Francesco Clemente (1952 - ) is an Italian contemporary painter, who spent a considerable amount of time in India, Tibet, and New York. Due to his culturally-diverse background, his works are stylistically varied, and he uses various mediums. For instance, if you look at Clemente’s work called Name, you may find both western and eastern artistic characteristics. You can find western elements from the Greek ancient architecture in the background, and the facial structure of a Caucasian male. On the other hand, you can find eastern elements from the strong, contrasting colors, which is often used in India and Tibet. Also, the hair and the eye colors are racially neutral.

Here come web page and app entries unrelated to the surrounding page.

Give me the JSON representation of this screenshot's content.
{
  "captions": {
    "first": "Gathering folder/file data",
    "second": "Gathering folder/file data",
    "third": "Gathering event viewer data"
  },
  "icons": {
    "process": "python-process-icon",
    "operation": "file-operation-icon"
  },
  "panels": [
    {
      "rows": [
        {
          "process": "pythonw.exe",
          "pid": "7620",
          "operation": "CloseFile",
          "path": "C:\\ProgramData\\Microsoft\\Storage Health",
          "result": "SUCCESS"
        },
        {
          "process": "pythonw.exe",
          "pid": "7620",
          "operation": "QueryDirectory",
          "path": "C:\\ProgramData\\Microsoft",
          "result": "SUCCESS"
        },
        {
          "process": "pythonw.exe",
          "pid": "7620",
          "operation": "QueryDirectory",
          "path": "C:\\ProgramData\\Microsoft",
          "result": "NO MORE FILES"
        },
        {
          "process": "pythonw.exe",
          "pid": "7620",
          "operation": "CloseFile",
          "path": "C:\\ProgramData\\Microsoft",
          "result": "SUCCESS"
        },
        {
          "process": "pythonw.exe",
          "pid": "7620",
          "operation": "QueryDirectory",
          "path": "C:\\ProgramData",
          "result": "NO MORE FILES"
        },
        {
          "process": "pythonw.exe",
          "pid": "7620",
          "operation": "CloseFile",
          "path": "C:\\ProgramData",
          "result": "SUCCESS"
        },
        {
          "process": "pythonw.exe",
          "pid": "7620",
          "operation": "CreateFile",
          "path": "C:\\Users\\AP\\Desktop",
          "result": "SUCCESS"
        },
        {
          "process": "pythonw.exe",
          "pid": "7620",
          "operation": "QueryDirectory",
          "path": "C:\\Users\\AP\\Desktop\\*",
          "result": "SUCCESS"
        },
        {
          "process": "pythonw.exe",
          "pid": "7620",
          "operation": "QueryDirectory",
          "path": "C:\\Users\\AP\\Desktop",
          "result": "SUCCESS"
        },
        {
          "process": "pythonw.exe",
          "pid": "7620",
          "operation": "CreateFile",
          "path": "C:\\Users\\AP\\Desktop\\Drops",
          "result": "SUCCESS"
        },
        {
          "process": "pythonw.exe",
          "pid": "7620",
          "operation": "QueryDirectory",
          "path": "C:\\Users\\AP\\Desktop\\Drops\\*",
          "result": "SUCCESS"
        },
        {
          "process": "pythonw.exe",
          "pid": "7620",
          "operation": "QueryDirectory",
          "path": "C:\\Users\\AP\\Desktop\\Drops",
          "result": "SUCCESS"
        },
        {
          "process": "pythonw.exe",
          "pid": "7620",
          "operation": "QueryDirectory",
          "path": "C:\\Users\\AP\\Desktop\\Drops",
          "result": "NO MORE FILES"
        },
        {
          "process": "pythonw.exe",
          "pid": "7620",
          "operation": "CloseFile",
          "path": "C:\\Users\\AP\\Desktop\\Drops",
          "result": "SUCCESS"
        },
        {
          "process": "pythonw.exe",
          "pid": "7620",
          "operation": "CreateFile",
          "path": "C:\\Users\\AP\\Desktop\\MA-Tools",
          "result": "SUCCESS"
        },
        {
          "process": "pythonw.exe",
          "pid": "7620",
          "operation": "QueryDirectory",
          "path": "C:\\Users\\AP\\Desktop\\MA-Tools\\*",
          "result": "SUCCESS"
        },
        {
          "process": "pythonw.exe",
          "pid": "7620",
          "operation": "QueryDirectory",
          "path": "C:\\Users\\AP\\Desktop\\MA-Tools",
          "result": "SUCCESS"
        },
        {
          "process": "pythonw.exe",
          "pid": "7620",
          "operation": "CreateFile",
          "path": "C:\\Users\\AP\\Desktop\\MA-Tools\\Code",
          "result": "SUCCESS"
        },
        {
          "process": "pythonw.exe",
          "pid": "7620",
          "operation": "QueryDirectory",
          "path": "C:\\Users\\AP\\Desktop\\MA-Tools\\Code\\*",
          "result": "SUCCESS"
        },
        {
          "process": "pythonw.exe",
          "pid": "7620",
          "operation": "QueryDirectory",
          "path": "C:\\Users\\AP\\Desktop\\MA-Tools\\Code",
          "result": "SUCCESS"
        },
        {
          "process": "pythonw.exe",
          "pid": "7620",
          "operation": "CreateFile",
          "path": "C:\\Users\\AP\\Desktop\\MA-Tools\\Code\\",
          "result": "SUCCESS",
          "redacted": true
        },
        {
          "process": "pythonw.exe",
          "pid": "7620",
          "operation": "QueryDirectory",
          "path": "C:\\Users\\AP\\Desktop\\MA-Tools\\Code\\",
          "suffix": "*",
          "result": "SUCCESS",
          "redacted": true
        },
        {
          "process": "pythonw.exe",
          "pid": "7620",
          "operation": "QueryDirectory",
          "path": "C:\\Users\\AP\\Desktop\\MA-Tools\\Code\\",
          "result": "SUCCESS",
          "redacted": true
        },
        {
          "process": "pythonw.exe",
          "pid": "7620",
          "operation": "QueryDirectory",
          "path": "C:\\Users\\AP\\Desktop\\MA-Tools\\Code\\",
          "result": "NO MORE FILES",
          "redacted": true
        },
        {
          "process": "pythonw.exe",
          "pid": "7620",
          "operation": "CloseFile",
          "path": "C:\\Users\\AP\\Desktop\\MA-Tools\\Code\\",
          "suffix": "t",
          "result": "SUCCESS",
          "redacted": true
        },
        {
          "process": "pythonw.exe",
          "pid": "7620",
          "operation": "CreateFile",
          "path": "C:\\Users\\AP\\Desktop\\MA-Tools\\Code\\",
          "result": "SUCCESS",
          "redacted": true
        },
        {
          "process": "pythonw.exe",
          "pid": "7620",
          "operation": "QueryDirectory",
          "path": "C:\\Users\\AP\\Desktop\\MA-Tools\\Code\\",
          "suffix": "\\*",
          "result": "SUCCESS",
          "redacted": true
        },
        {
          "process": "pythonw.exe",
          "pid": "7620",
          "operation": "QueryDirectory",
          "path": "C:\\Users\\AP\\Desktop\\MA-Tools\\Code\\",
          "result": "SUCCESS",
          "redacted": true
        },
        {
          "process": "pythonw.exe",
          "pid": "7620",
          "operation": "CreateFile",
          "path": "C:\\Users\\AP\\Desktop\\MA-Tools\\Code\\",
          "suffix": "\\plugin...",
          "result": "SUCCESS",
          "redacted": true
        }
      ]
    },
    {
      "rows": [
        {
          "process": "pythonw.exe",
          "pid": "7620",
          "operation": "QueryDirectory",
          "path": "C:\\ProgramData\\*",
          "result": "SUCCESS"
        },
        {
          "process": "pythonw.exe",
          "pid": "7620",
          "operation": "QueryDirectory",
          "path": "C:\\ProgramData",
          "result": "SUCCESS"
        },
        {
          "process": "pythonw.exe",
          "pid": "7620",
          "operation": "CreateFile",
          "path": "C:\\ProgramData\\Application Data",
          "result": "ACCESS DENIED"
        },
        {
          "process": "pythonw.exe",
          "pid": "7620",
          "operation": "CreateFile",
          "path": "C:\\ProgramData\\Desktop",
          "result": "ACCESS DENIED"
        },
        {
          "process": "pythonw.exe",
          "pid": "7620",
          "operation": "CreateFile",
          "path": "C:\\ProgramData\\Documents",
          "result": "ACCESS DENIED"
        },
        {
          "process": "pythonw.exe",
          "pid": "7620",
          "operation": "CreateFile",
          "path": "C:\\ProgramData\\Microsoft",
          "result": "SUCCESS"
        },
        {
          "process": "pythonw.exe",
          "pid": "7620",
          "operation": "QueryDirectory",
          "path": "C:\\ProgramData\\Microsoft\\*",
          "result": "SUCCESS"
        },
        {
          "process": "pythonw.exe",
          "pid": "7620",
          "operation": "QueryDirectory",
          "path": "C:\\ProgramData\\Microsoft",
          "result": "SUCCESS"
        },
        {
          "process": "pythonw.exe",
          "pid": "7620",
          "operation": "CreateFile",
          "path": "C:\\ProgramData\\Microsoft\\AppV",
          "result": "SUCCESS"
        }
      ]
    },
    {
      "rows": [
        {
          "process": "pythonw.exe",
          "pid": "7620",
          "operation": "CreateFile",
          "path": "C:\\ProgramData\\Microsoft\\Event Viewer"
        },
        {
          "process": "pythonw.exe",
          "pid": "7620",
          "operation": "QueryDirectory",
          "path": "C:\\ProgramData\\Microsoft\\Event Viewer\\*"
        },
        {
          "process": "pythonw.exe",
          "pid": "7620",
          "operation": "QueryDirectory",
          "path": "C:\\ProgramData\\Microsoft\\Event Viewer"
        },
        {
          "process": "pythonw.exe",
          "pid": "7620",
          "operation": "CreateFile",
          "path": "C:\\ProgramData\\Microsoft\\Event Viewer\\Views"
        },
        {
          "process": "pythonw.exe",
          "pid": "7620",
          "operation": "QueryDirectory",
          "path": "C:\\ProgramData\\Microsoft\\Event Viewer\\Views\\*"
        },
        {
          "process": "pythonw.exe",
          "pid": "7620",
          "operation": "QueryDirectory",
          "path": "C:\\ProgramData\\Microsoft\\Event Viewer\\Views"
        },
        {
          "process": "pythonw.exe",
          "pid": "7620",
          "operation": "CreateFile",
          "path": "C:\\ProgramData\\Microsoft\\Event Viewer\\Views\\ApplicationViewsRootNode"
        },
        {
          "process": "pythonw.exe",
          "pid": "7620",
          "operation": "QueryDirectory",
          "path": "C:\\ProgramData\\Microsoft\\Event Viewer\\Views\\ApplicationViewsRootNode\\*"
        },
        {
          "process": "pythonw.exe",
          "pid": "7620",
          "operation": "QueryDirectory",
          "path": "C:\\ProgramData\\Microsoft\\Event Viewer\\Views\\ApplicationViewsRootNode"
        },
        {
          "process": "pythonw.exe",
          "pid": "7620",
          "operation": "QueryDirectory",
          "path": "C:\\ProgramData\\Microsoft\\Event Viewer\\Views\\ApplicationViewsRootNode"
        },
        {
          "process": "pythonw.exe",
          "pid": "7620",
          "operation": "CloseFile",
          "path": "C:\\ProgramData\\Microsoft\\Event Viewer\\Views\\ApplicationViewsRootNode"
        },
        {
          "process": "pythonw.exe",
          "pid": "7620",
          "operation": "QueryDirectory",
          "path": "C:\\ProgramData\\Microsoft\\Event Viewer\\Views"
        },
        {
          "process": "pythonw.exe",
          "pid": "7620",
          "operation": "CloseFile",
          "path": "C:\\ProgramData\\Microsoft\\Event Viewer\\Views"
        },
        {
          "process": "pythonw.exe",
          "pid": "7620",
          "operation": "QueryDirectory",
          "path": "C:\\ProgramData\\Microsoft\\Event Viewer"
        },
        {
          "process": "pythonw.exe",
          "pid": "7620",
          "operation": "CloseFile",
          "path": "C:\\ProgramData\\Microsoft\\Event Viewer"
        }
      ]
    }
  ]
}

By the way, isn’t Name really interesting to look at? I could not quite understand the work at first sight, so I began to look into other portraits of Clemente. When I looked at Grisaille Self Portrait, I saw a melancholy face at first, then an angry expression. From looking at Self Portrait with Alba, I realized that two women in the painting had the same emotional expression – sadness – but was portrayed in opposing energies (perhaps good/evil?). Then, I started to reason that maybe, Clemente was trying to show duality, multiplicity, and complexity of the nature of emotion. This is why he made it possible for spectators to see what they wanted to see.
This discovery got me thinking of Kant’s Critique of Judgment, and then Kant’s thoughts about aesthetics just hit my head. I could not agree more: he explains that there are two ways to look at aesthetics, which are beauty and sublimity. When beauty is apparent right away, sublimity is mysterious and ineffable. So if you encounter a moment where you find an artwork that is not necessarily “pretty” or “beautiful,” but you still find “weird” beauty in it, you are probably looking at a sublime artwork. And Francesco Clemente’s art works are sublime – to me, at least.